What are the issues of relevance to me?

The Victorian Government has released a discussion paper on the refresh of Plan Melbourne.

Plan Melbourne 2016 will be published in the first half of next year, and will build on Plan Melbourne 2014.  On 18 June 2014, we reported on the adoption of Plan Melbourne which was subsequently incorporated into the Victoria Planning Provisions.  The Ministerial Advisory Committee that advised on Plan Melbourne has been reappointed to advise on the refresh.

The discussion paper reflects the Government’s commitments and priorities and canvasses options for changes in planning policy and strategy.  It covers a range of key issues including housing and investment.  Of particular relevance to our clients is the discussion of improved environmental sustainability and planning for transport.

Environmental sustainability and climate change

The discussion paper emphasises sustainability as a key concept in the Plan Melbourne refresh.  Driving this part of the commentary are the CSIRO and Bureau of Meteorology[1] projections of increases in temperature and changing patterns of rainfall and more extreme weather events such as drought and bushfires, heatwaves, flooding and increased coastal inundation.

The discussion paper suggests that a ‘more sustainable polycentric city model’ is preferable to contain urban growth within a permanent urban growth boundary.  It is also suggested that Plan Melbourne 2016 might support the ‘greening’ of the city, by structuring planning, local policies and overlays to promote more vegetation cover and cool hard surfaces.  Clarification of the limits to the 20-minute neighbourhood is also expected in Plan Melbourne 2016.
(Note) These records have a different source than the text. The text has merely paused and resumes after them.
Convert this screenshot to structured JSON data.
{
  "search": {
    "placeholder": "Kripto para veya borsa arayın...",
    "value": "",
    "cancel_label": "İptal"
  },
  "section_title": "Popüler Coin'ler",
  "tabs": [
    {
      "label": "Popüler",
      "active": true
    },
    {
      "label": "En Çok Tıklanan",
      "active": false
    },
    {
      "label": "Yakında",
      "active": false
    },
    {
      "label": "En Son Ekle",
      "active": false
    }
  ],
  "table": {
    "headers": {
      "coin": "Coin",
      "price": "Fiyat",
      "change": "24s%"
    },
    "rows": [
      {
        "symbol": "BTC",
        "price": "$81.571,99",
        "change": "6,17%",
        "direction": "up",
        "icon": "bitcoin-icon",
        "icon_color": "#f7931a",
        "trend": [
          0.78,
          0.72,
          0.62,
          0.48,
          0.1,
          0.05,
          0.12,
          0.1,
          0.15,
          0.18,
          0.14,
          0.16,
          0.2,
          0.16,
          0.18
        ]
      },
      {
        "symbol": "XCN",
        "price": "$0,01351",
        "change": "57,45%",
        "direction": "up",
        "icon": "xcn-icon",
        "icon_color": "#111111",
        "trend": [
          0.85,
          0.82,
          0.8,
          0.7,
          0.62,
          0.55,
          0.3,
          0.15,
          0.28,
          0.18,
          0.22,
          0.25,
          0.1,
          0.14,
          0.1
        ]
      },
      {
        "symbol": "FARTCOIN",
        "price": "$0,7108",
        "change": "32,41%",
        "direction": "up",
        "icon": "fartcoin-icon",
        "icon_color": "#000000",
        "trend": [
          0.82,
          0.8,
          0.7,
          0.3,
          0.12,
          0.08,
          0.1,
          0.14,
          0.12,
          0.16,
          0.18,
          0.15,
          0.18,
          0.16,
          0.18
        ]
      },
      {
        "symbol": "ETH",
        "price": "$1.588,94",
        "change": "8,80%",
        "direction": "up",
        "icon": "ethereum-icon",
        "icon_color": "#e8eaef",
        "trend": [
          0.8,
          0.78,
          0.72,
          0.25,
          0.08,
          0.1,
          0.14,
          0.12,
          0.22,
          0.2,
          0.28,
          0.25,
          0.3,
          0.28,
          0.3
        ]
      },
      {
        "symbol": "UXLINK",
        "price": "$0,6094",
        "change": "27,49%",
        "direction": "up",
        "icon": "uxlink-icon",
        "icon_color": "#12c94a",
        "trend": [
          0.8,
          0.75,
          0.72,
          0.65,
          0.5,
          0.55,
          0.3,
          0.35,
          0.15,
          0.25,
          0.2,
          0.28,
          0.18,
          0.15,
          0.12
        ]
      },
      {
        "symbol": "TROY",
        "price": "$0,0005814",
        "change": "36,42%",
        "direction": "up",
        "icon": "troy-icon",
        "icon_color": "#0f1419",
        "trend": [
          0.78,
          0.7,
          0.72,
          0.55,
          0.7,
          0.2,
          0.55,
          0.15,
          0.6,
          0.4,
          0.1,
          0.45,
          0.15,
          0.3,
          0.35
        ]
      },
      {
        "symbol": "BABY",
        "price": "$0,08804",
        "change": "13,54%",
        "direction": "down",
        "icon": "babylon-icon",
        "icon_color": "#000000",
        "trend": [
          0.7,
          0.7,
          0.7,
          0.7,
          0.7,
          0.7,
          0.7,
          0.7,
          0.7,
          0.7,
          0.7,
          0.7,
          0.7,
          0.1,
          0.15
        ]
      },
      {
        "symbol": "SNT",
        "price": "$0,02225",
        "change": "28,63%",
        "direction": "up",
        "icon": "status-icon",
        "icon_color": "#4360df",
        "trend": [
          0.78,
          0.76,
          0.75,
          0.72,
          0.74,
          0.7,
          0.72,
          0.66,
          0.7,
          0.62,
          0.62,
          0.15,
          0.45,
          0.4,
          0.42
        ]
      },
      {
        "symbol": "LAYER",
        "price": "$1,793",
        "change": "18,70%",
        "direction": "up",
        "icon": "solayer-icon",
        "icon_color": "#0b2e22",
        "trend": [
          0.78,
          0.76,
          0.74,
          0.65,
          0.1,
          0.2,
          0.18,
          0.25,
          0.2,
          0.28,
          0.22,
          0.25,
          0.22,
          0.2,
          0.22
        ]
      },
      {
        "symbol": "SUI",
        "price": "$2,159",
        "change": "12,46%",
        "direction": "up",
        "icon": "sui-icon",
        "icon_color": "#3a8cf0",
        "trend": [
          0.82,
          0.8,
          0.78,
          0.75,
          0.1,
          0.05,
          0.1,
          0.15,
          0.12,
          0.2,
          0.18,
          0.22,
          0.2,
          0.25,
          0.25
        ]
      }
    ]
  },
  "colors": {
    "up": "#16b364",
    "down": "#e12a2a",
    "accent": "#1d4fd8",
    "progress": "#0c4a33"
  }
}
Once finalised, Plan Melbourne 2016 will sit alongside other key components of current and existing legislation, policy and plans in Victoria on the topic of climate change and environmental sustainability, many of which are under review:

  • Climate Change Act 2010, under review by an Independent Panel;
  • Climate Change Adaptation Plan, for which consultation is planned in early 2016;
  • Victorian Energy Efficiency Target Act 2007, recently amended;
  • Renewable Energy Action Plan, currently being developed;
  • Energy Efficiency and Productivity Strategy, to be released later this year;
  • revised Draft Victorian Floodplain Management Strategy, released in June 2015 and expected to be finalised by the end of 2015;
  • State Water Plan, to be released in 2016.

Transport Planning

Plan Melbourne 2016 will reflect the Government’s transport priorities and commitments, including:

  • the Melbourne Metro Rail Project;
  • the removal of 50 metropolitan level crossings;
  • the Mernda Rail Extension; and
  • commitments to expand the bus network.

The discussion paper recognises that potential road initiatives such as connecting the Eastern Freeway and the Metropolitan Ring Road require further assessment.

Although Plan Melbourne 2014 committed to a second container port at Hastings, Plan Melbourne 2016 will leave open different options for the most appropriate site for a second container port, including locations at Bay West and Hastings.  Infrastructure Victoria will independently advise the government on this.

What are the next steps?

We will continue to update clients on this process.  Comments and submissions on the refresh of Plan Melbourne are invited until Friday 18 December 2015.  Please contact us if you would like assistance with preparing your submission.

[1] Bureau of Meteorology (2014) ‘State of the Climate 2014’.

First published on the VGSO Blog.